** Opening Input material block **
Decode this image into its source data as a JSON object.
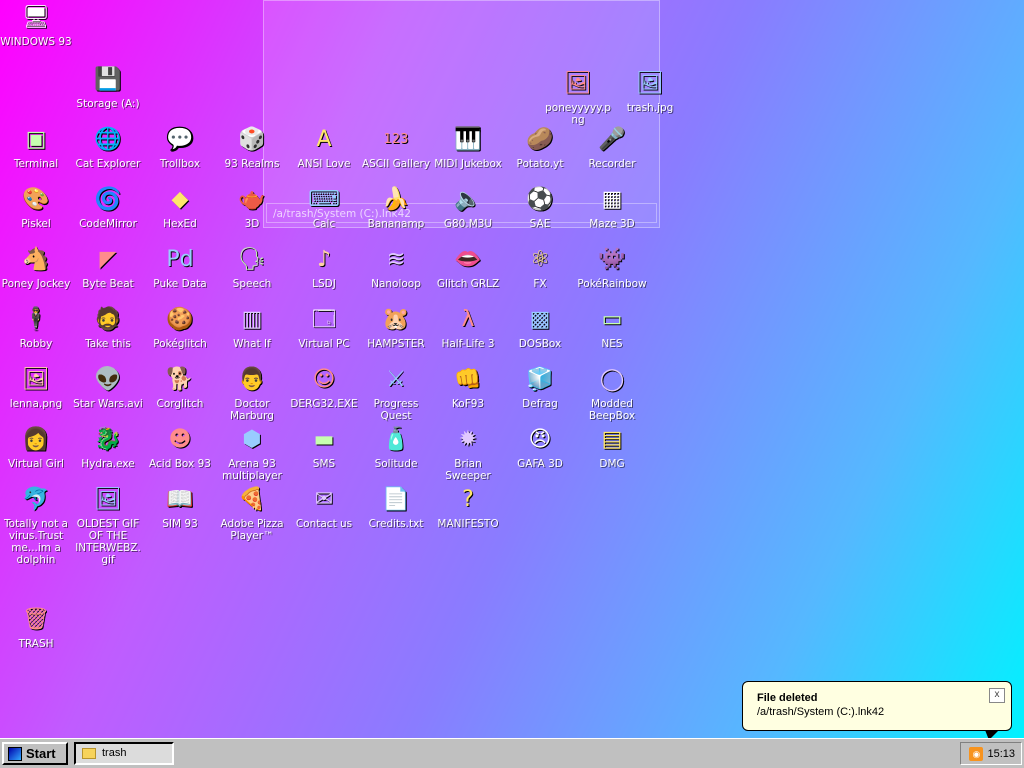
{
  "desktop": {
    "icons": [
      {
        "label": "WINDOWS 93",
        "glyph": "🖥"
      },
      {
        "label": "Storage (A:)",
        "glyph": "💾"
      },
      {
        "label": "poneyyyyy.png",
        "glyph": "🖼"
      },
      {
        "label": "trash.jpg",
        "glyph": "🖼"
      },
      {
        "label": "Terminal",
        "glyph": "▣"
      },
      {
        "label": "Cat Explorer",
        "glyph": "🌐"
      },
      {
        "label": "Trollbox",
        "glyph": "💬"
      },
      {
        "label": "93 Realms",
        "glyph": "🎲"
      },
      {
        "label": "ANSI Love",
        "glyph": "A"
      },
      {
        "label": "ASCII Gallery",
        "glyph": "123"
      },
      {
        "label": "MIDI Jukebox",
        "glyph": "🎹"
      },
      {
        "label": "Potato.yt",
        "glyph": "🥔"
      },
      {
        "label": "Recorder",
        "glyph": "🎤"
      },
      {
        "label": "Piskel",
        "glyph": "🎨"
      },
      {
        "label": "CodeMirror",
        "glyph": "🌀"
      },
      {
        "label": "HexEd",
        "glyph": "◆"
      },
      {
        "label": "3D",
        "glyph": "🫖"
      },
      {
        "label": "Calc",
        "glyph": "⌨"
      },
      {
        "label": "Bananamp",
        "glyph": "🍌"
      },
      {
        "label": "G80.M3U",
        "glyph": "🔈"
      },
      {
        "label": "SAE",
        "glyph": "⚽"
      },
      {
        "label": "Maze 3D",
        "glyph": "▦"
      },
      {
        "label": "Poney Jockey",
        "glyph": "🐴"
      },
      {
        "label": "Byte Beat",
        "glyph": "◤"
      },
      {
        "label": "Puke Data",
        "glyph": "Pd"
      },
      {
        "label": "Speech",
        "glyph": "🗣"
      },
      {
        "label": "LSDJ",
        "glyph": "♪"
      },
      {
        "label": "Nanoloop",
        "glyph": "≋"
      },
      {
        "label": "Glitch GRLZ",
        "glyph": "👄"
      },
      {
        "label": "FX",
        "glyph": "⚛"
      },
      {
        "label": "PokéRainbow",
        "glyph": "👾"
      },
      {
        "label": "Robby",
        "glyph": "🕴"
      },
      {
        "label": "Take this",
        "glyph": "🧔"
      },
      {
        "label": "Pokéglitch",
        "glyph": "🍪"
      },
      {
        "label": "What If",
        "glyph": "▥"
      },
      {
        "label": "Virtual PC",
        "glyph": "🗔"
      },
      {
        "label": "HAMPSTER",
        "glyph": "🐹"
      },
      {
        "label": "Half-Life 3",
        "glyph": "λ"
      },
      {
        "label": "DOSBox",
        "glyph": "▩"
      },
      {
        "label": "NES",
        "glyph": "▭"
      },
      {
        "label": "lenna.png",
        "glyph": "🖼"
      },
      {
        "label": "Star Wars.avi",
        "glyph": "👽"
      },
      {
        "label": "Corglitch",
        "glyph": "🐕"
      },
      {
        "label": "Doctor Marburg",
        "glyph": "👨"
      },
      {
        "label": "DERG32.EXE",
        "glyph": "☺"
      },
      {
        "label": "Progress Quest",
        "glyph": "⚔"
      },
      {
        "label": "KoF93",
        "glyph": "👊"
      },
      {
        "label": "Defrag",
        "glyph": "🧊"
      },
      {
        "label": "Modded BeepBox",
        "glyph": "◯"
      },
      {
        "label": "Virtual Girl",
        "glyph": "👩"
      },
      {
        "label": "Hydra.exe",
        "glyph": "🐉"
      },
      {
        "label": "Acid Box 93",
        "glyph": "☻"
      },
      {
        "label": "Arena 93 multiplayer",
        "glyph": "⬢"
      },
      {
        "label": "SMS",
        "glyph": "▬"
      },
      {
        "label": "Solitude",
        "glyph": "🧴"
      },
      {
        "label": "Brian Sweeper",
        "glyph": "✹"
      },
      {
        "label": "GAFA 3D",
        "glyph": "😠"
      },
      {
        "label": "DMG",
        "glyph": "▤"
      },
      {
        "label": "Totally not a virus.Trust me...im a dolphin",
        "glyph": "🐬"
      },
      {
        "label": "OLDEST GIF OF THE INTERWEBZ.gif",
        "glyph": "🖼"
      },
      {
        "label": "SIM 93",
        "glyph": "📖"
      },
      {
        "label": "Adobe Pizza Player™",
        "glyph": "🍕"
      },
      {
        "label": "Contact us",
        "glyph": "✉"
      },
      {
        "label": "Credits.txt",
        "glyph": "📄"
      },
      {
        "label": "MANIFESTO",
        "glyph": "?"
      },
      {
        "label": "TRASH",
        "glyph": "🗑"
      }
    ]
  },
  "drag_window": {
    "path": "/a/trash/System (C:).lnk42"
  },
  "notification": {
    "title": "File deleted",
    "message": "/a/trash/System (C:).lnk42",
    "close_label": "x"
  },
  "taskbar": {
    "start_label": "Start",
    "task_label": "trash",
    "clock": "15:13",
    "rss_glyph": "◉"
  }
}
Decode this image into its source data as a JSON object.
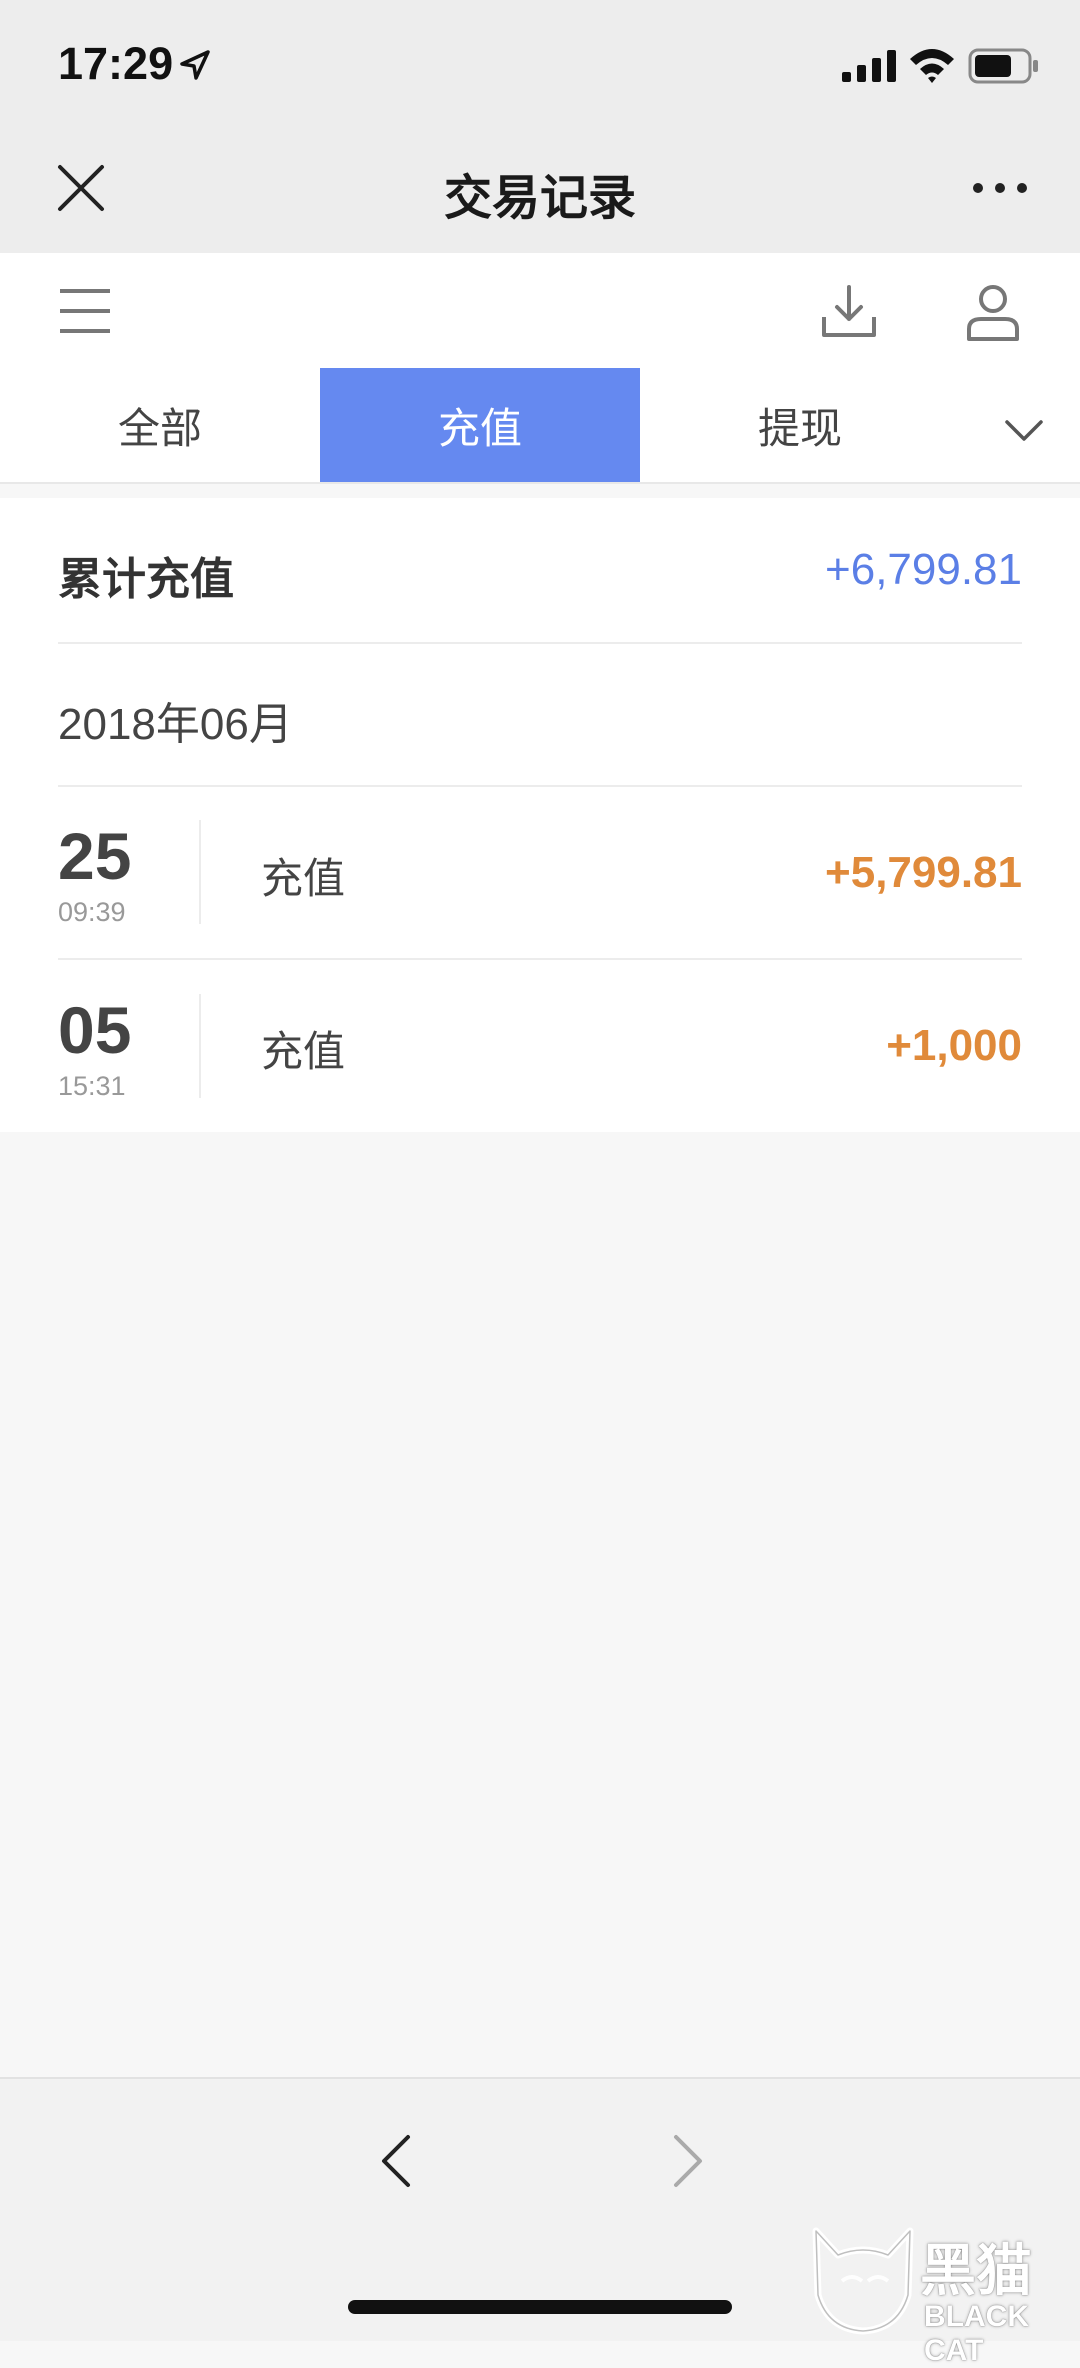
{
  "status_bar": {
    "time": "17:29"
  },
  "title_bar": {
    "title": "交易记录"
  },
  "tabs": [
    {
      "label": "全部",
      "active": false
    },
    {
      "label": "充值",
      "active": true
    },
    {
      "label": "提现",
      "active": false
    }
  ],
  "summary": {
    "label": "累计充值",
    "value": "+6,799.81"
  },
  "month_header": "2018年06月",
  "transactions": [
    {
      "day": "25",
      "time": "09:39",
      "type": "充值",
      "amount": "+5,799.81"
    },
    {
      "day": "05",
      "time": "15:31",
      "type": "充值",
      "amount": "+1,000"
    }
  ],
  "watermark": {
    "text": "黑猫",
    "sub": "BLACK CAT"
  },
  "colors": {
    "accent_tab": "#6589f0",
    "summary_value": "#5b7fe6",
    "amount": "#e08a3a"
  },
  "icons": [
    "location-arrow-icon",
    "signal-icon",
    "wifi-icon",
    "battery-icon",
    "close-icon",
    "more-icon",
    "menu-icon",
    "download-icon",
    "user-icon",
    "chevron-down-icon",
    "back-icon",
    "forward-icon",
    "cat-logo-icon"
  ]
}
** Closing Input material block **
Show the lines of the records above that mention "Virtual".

■ **Task output**:
        "label": "Virtual PC",
        "label": "Virtual Girl",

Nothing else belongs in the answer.